Yes, suicide is criminalized. How pathetic is that. But according to some moral standards, such as the ones practiced by most of the post-colonial Pakistani and Indian societies, suicide or attempted suicide is actually considered a punishable crime.

Well, I can agree that suicide is not a healthy act in itself, I can even agree that it is a cowardly act, but how in the world is it a crime? It’s pretty frightening how moralists try to take control of everything. Now you cannot even commit suicide in peace?

I think committing suicide is everyone’s right.

Actually, they need to declare it a basic human right, so moralist and fascist governments and laws do not deprive people of this right. So that no government can lodge an FIR against anyone who survives a self-immolation attempt and sends them to jail instead of offering them therapy.

You can speak ill of them at their funerals if you want, that is your right. But frankly, this sort of moral highhandedness sickens me to the stomach. Also, the feeling of guilt that the families needlessly bear afterwards.

It is not that I want the society to radically change their view about it. I don’t want to judge them on the moral grounds that they thrive on. But I would like to see a suicide given its due respect.

To me, a suicide takes a lot of courage because it is not easy to resist life. Also, it is not easy to consciously end your own life, with a realization of what awaits in the immediate future. You can experience how it feels like by merely imagining for a moment that you are about to kill yourself.

While everyone who suffers from depression have suicidal tendencies every now and then, it is the mental pressures of depression rather than any “cowardice” that drives the suicidal people to such an extreme step.

Of course it is a fair deal that the society offers these people a lot of depression to deal with, or let me be a bit more lenient towards them, that life gives them a lot of depression to deal with as long as they suffer the abuse gladly. So how in the world is that a crime and how in the world is that cowardice? I say they endure all the pressure rather well because I am quite sure that a lot of people who ridicule and criminalize suicide would be horrified by the very mention of that feeling.
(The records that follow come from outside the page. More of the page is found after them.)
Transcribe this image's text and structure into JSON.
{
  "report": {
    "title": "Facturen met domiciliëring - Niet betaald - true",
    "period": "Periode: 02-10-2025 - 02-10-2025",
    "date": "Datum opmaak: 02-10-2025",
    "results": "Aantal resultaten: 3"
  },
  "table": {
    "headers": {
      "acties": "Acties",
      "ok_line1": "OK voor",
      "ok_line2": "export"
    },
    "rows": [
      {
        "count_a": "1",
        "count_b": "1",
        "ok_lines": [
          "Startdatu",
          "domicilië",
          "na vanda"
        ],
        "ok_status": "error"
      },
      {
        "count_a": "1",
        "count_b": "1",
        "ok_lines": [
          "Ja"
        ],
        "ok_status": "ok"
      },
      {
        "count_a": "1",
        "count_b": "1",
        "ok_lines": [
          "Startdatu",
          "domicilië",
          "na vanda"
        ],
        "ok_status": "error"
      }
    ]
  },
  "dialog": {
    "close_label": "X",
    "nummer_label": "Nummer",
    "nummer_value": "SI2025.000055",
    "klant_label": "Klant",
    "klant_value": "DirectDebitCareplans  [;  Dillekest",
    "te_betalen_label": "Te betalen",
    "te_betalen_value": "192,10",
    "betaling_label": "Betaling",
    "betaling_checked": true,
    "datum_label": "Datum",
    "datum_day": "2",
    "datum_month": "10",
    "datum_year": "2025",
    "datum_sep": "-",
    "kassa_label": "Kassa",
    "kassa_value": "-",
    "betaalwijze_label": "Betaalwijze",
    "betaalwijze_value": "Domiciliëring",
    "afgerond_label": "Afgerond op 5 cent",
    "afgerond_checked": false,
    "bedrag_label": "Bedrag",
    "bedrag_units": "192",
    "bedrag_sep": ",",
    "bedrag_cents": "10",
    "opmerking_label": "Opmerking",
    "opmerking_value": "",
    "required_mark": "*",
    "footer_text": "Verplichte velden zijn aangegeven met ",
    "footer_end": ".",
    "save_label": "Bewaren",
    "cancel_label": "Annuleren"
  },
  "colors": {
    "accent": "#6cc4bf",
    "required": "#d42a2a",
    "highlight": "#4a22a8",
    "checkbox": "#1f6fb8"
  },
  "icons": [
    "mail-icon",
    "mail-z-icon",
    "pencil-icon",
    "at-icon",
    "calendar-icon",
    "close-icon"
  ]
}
Only a few days earlier, there had been a lot of debate about school children and hostel students committing suicides within a span of three or four days. While the incidents shocked the entire nation, I would like to point out that the verdict from some of so-called intellectuals that the suicidal persons had stopped believing in the mercy of God was a completely preposterous diagnosis of the problem.

Like always, religious morality gets in the way of the much needed understanding of suicides. They don’t understand that even the most affluent people may commit suicides under depression and that is why some start making it a political issue. And the same suffocating and bullying morality that ridicules the people who commit suicide ensures that they are driven to find a moment of peace for themselves in this very manner.

Let’s just hope that there is no moral mob on the other side to deprive them of that peace.

But I envy the suicide and am very impressed by their courage.

We are the cowards.